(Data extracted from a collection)
----------

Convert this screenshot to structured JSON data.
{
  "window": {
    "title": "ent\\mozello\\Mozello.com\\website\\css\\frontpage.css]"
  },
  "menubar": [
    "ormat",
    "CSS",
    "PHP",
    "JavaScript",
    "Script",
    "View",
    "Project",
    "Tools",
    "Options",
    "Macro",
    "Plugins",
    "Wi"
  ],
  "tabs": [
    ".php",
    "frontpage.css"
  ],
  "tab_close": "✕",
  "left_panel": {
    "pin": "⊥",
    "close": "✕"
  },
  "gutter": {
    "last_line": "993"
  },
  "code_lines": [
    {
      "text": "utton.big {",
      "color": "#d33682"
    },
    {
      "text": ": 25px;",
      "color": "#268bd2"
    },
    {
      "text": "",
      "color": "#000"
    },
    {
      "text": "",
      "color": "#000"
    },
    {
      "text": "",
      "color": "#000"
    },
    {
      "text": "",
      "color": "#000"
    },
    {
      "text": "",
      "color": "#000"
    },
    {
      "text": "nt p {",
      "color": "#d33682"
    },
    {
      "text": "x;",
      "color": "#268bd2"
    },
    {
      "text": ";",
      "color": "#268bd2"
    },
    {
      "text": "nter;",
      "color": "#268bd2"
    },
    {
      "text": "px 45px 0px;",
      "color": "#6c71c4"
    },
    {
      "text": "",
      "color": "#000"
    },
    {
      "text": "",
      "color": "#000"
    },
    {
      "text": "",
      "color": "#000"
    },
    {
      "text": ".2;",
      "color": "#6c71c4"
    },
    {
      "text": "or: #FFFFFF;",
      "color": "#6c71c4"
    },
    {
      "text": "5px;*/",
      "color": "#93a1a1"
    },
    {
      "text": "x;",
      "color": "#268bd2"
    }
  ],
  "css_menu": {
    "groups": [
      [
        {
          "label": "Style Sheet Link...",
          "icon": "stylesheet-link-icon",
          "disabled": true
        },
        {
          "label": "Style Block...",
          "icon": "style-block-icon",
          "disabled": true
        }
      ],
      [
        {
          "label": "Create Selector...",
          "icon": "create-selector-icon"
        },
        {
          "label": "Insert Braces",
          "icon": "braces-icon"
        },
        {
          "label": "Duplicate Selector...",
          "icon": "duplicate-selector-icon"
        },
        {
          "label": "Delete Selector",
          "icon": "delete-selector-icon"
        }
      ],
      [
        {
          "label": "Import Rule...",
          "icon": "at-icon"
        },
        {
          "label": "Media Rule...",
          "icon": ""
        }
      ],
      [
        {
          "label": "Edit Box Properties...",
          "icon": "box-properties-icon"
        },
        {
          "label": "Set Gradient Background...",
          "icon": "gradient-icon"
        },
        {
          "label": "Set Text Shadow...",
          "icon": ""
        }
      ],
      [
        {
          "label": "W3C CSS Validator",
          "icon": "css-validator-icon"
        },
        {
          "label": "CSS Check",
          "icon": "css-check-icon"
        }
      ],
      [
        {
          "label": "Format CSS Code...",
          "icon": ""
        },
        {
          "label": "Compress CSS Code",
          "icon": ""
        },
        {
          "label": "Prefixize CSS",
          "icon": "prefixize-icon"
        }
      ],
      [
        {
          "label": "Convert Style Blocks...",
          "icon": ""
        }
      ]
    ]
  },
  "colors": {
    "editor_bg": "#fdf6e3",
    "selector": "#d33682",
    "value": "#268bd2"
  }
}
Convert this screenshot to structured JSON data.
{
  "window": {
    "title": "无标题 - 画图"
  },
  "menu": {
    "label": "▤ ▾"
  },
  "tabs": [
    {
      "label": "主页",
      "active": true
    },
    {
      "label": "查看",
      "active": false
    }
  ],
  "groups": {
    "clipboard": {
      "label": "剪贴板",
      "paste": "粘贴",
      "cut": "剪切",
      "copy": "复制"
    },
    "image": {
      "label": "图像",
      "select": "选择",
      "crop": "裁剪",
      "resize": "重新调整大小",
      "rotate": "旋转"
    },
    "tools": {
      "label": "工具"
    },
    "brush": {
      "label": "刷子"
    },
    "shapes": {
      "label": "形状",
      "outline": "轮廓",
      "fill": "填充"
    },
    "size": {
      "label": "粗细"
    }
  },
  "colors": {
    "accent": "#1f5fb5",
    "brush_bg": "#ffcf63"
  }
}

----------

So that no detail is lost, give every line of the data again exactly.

Convert this screenshot to structured JSON data.
{
  "window": {
    "title": "ent\\mozello\\Mozello.com\\website\\css\\frontpage.css]"
  },
  "menubar": [
    "ormat",
    "CSS",
    "PHP",
    "JavaScript",
    "Script",
    "View",
    "Project",
    "Tools",
    "Options",
    "Macro",
    "Plugins",
    "Wi"
  ],
  "tabs": [
    ".php",
    "frontpage.css"
  ],
  "tab_close": "✕",
  "left_panel": {
    "pin": "⊥",
    "close": "✕"
  },
  "gutter": {
    "last_line": "993"
  },
  "code_lines": [
    {
      "text": "utton.big {",
      "color": "#d33682"
    },
    {
      "text": ": 25px;",
      "color": "#268bd2"
    },
    {
      "text": "",
      "color": "#000"
    },
    {
      "text": "",
      "color": "#000"
    },
    {
      "text": "",
      "color": "#000"
    },
    {
      "text": "",
      "color": "#000"
    },
    {
      "text": "",
      "color": "#000"
    },
    {
      "text": "nt p {",
      "color": "#d33682"
    },
    {
      "text": "x;",
      "color": "#268bd2"
    },
    {
      "text": ";",
      "color": "#268bd2"
    },
    {
      "text": "nter;",
      "color": "#268bd2"
    },
    {
      "text": "px 45px 0px;",
      "color": "#6c71c4"
    },
    {
      "text": "",
      "color": "#000"
    },
    {
      "text": "",
      "color": "#000"
    },
    {
      "text": "",
      "color": "#000"
    },
    {
      "text": ".2;",
      "color": "#6c71c4"
    },
    {
      "text": "or: #FFFFFF;",
      "color": "#6c71c4"
    },
    {
      "text": "5px;*/",
      "color": "#93a1a1"
    },
    {
      "text": "x;",
      "color": "#268bd2"
    }
  ],
  "css_menu": {
    "groups": [
      [
        {
          "label": "Style Sheet Link...",
          "icon": "stylesheet-link-icon",
          "disabled": true
        },
        {
          "label": "Style Block...",
          "icon": "style-block-icon",
          "disabled": true
        }
      ],
      [
        {
          "label": "Create Selector...",
          "icon": "create-selector-icon"
        },
        {
          "label": "Insert Braces",
          "icon": "braces-icon"
        },
        {
          "label": "Duplicate Selector...",
          "icon": "duplicate-selector-icon"
        },
        {
          "label": "Delete Selector",
          "icon": "delete-selector-icon"
        }
      ],
      [
        {
          "label": "Import Rule...",
          "icon": "at-icon"
        },
        {
          "label": "Media Rule...",
          "icon": ""
        }
      ],
      [
        {
          "label": "Edit Box Properties...",
          "icon": "box-properties-icon"
        },
        {
          "label": "Set Gradient Background...",
          "icon": "gradient-icon"
        },
        {
          "label": "Set Text Shadow...",
          "icon": ""
        }
      ],
      [
        {
          "label": "W3C CSS Validator",
          "icon": "css-validator-icon"
        },
        {
          "label": "CSS Check",
          "icon": "css-check-icon"
        }
      ],
      [
        {
          "label": "Format CSS Code...",
          "icon": ""
        },
        {
          "label": "Compress CSS Code",
          "icon": ""
        },
        {
          "label": "Prefixize CSS",
          "icon": "prefixize-icon"
        }
      ],
      [
        {
          "label": "Convert Style Blocks...",
          "icon": ""
        }
      ]
    ]
  },
  "colors": {
    "editor_bg": "#fdf6e3",
    "selector": "#d33682",
    "value": "#268bd2"
  }
}
Convert this screenshot to structured JSON data.
{
  "window": {
    "title": "无标题 - 画图"
  },
  "menu": {
    "label": "▤ ▾"
  },
  "tabs": [
    {
      "label": "主页",
      "active": true
    },
    {
      "label": "查看",
      "active": false
    }
  ],
  "groups": {
    "clipboard": {
      "label": "剪贴板",
      "paste": "粘贴",
      "cut": "剪切",
      "copy": "复制"
    },
    "image": {
      "label": "图像",
      "select": "选择",
      "crop": "裁剪",
      "resize": "重新调整大小",
      "rotate": "旋转"
    },
    "tools": {
      "label": "工具"
    },
    "brush": {
      "label": "刷子"
    },
    "shapes": {
      "label": "形状",
      "outline": "轮廓",
      "fill": "填充"
    },
    "size": {
      "label": "粗细"
    }
  },
  "colors": {
    "accent": "#1f5fb5",
    "brush_bg": "#ffcf63"
  }
}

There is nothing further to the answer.